__TASK DIRECTIONS__
Print every entry below again exactly as written, skipping the pictures.

Stored dataset items:

+===+

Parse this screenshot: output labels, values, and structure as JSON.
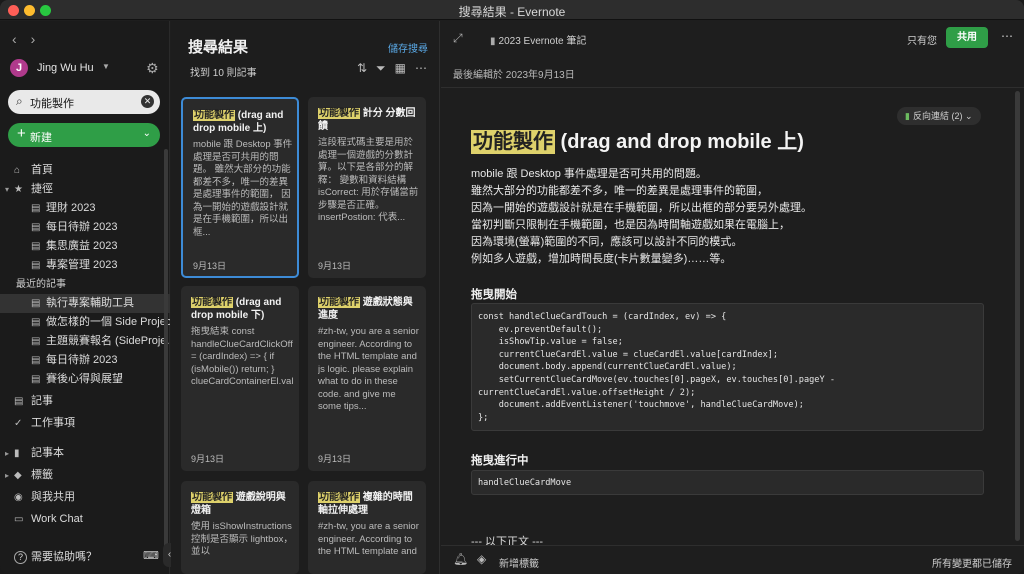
{
  "window": {
    "title": "搜尋結果 - Evernote"
  },
  "sidebar": {
    "back_icon": "‹",
    "forward_icon": "›",
    "avatar_letter": "J",
    "user_name": "Jing Wu Hu",
    "search_value": "功能製作",
    "new_label": "新建",
    "home": "首頁",
    "shortcuts": "捷徑",
    "shortcut_items": [
      "理財 2023",
      "每日待辦 2023",
      "集思廣益 2023",
      "專案管理 2023"
    ],
    "recent_label": "最近的記事",
    "recent_items": [
      "執行專案輔助工具",
      "做怎樣的一個 Side Project",
      "主題競賽報名 (SideProje...",
      "每日待辦 2023",
      "賽後心得與展望"
    ],
    "notes": "記事",
    "tasks": "工作事項",
    "notebooks": "記事本",
    "tags": "標籤",
    "shared": "與我共用",
    "chat": "Work Chat",
    "help": "需要協助嗎？"
  },
  "middle": {
    "title": "搜尋結果",
    "save_search": "儲存搜尋",
    "found": "找到 10 則記事",
    "cards": [
      {
        "hl": "功能製作",
        "title": " (drag and drop mobile 上)",
        "body": "mobile 跟 Desktop 事件處理是否可共用的問題。 雖然大部分的功能都差不多，唯一的差異是處理事件的範圍， 因為一開始的遊戲設計就是在手機範圍，所以出框...",
        "date": "9月13日"
      },
      {
        "hl": "功能製作",
        "title": " 計分 分數回饋",
        "body": "這段程式碼主要是用於處理一個遊戲的分數計算。以下是各部分的解釋： 變數和資料結構 isCorrect: 用於存儲當前步驟是否正確。 insertPostion: 代表...",
        "date": "9月13日"
      },
      {
        "hl": "功能製作",
        "title": " (drag and drop mobile 下)",
        "body": "拖曳結束 const handleClueCardClickOff = (cardIndex) => { if (isMobile()) return; } clueCardContainerEl.value.append(currentClueCardEl.value...",
        "date": "9月13日"
      },
      {
        "hl": "功能製作",
        "title": " 遊戲狀態與進度",
        "body": "#zh-tw, you are a senior engineer. According to the HTML template and js logic. please explain what to do in these code. and give me some tips...",
        "date": "9月13日"
      },
      {
        "hl": "功能製作",
        "title": " 遊戲說明與燈箱",
        "body": "使用 isShowInstructions 控制是否顯示 lightbox，並以",
        "date": ""
      },
      {
        "hl": "功能製作",
        "title": " 複雜的時間軸拉伸處理",
        "body": "#zh-tw, you are a senior engineer. According to the HTML template and",
        "date": ""
      }
    ]
  },
  "editor": {
    "notebook": "2023 Evernote 筆記",
    "only_you": "只有您",
    "share": "共用",
    "last_edited": "最後編輯於 2023年9月13日",
    "backlinks": "反向連結 (2)",
    "title_hl": "功能製作",
    "title_rest": " (drag and drop mobile 上)",
    "paragraph": [
      "mobile 跟 Desktop 事件處理是否可共用的問題。",
      "雖然大部分的功能都差不多，唯一的差異是處理事件的範圍，",
      "因為一開始的遊戲設計就是在手機範圍，所以出框的部分要另外處理。",
      "當初判斷只限制在手機範圍，也是因為時間軸遊戲如果在電腦上，",
      "因為環境(螢幕)範圍的不同，應該可以設計不同的模式。",
      "例如多人遊戲，增加時間長度(卡片數量變多)……等。"
    ],
    "heading1": "拖曳開始",
    "code1": [
      "const handleClueCardTouch = (cardIndex, ev) => {",
      "    ev.preventDefault();",
      "    isShowTip.value = false;",
      "    currentClueCardEl.value = clueCardEl.value[cardIndex];",
      "    document.body.append(currentClueCardEl.value);",
      "    setCurrentClueCardMove(ev.touches[0].pageX, ev.touches[0].pageY -",
      "currentClueCardEl.value.offsetHeight / 2);",
      "    document.addEventListener('touchmove', handleClueCardMove);",
      "};"
    ],
    "heading2": "拖曳進行中",
    "code2": "handleClueCardMove",
    "more": "--- 以下正文 ---",
    "add_tag": "新增標籤",
    "saved": "所有變更都已儲存"
  }
}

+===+

__WRITTEN RESPONSE__
Parse this screenshot: output labels, values, and structure as JSON.
{
  "window": {
    "title": "搜尋結果 - Evernote"
  },
  "sidebar": {
    "back_icon": "‹",
    "forward_icon": "›",
    "avatar_letter": "J",
    "user_name": "Jing Wu Hu",
    "search_value": "功能製作",
    "new_label": "新建",
    "home": "首頁",
    "shortcuts": "捷徑",
    "shortcut_items": [
      "理財 2023",
      "每日待辦 2023",
      "集思廣益 2023",
      "專案管理 2023"
    ],
    "recent_label": "最近的記事",
    "recent_items": [
      "執行專案輔助工具",
      "做怎樣的一個 Side Project",
      "主題競賽報名 (SideProje...",
      "每日待辦 2023",
      "賽後心得與展望"
    ],
    "notes": "記事",
    "tasks": "工作事項",
    "notebooks": "記事本",
    "tags": "標籤",
    "shared": "與我共用",
    "chat": "Work Chat",
    "help": "需要協助嗎？"
  },
  "middle": {
    "title": "搜尋結果",
    "save_search": "儲存搜尋",
    "found": "找到 10 則記事",
    "cards": [
      {
        "hl": "功能製作",
        "title": " (drag and drop mobile 上)",
        "body": "mobile 跟 Desktop 事件處理是否可共用的問題。 雖然大部分的功能都差不多，唯一的差異是處理事件的範圍， 因為一開始的遊戲設計就是在手機範圍，所以出框...",
        "date": "9月13日"
      },
      {
        "hl": "功能製作",
        "title": " 計分 分數回饋",
        "body": "這段程式碼主要是用於處理一個遊戲的分數計算。以下是各部分的解釋： 變數和資料結構 isCorrect: 用於存儲當前步驟是否正確。 insertPostion: 代表...",
        "date": "9月13日"
      },
      {
        "hl": "功能製作",
        "title": " (drag and drop mobile 下)",
        "body": "拖曳結束 const handleClueCardClickOff = (cardIndex) => { if (isMobile()) return; } clueCardContainerEl.value.append(currentClueCardEl.value...",
        "date": "9月13日"
      },
      {
        "hl": "功能製作",
        "title": " 遊戲狀態與進度",
        "body": "#zh-tw, you are a senior engineer. According to the HTML template and js logic. please explain what to do in these code. and give me some tips...",
        "date": "9月13日"
      },
      {
        "hl": "功能製作",
        "title": " 遊戲說明與燈箱",
        "body": "使用 isShowInstructions 控制是否顯示 lightbox，並以",
        "date": ""
      },
      {
        "hl": "功能製作",
        "title": " 複雜的時間軸拉伸處理",
        "body": "#zh-tw, you are a senior engineer. According to the HTML template and",
        "date": ""
      }
    ]
  },
  "editor": {
    "notebook": "2023 Evernote 筆記",
    "only_you": "只有您",
    "share": "共用",
    "last_edited": "最後編輯於 2023年9月13日",
    "backlinks": "反向連結 (2)",
    "title_hl": "功能製作",
    "title_rest": " (drag and drop mobile 上)",
    "paragraph": [
      "mobile 跟 Desktop 事件處理是否可共用的問題。",
      "雖然大部分的功能都差不多，唯一的差異是處理事件的範圍，",
      "因為一開始的遊戲設計就是在手機範圍，所以出框的部分要另外處理。",
      "當初判斷只限制在手機範圍，也是因為時間軸遊戲如果在電腦上，",
      "因為環境(螢幕)範圍的不同，應該可以設計不同的模式。",
      "例如多人遊戲，增加時間長度(卡片數量變多)……等。"
    ],
    "heading1": "拖曳開始",
    "code1": [
      "const handleClueCardTouch = (cardIndex, ev) => {",
      "    ev.preventDefault();",
      "    isShowTip.value = false;",
      "    currentClueCardEl.value = clueCardEl.value[cardIndex];",
      "    document.body.append(currentClueCardEl.value);",
      "    setCurrentClueCardMove(ev.touches[0].pageX, ev.touches[0].pageY -",
      "currentClueCardEl.value.offsetHeight / 2);",
      "    document.addEventListener('touchmove', handleClueCardMove);",
      "};"
    ],
    "heading2": "拖曳進行中",
    "code2": "handleClueCardMove",
    "more": "--- 以下正文 ---",
    "add_tag": "新增標籤",
    "saved": "所有變更都已儲存"
  }
}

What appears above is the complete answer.